Repeat the following data exactly, omitting pictures.

EXERCISE INPUT:
= Beginning of Section =

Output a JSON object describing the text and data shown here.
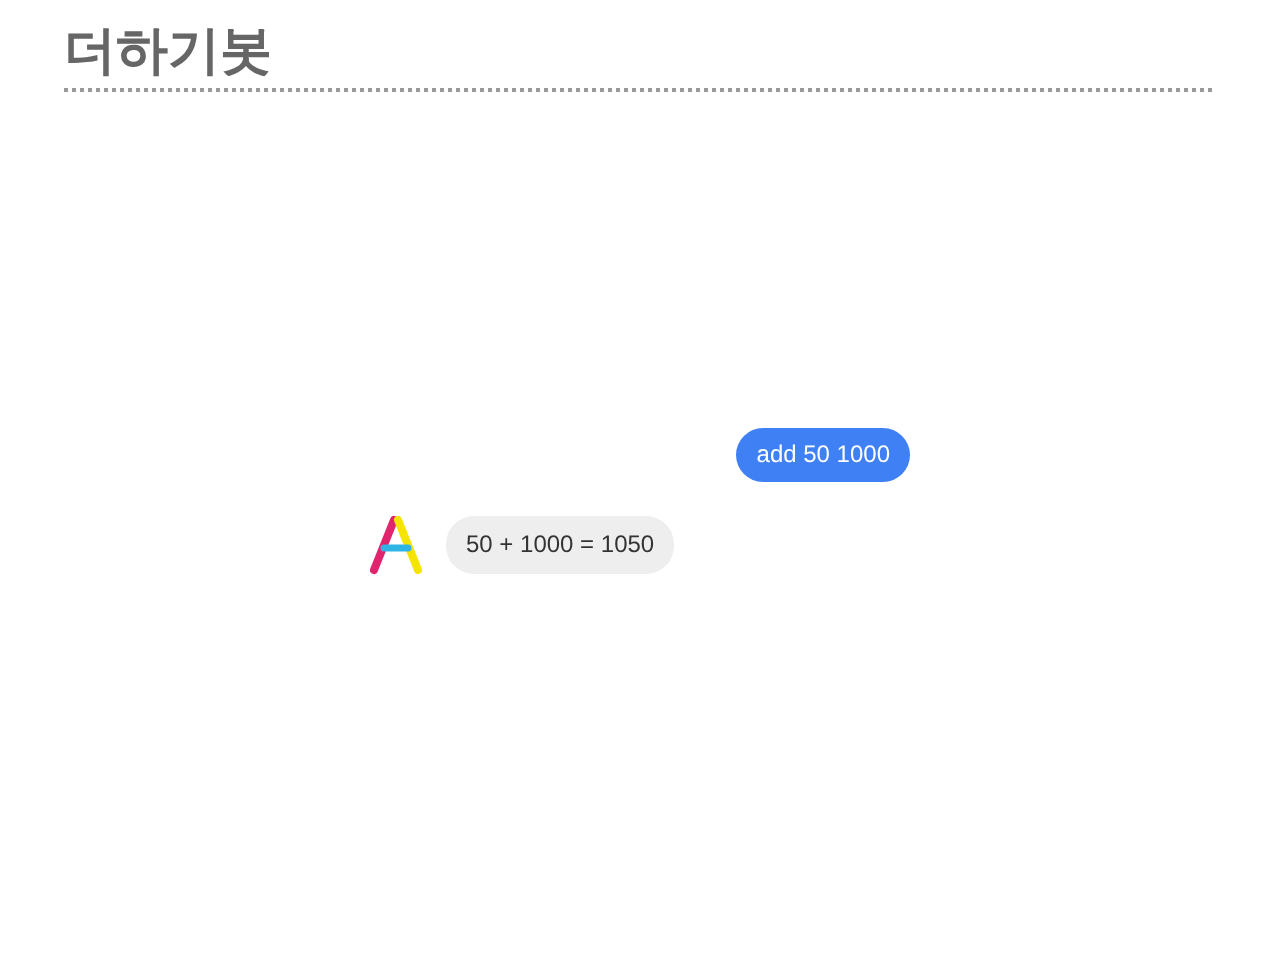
{
  "title": "더하기봇",
  "messages": [
    {
      "kind": "user",
      "text": "add 50 1000"
    },
    {
      "kind": "bot",
      "text": "50 + 1000 = 1050"
    }
  ]
}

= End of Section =

RESULT OF THE EXERCISE:
Output a JSON object describing the text and data shown here.
{
  "title": "더하기봇",
  "messages": [
    {
      "kind": "user",
      "text": "add 50 1000"
    },
    {
      "kind": "bot",
      "text": "50 + 1000 = 1050"
    }
  ]
}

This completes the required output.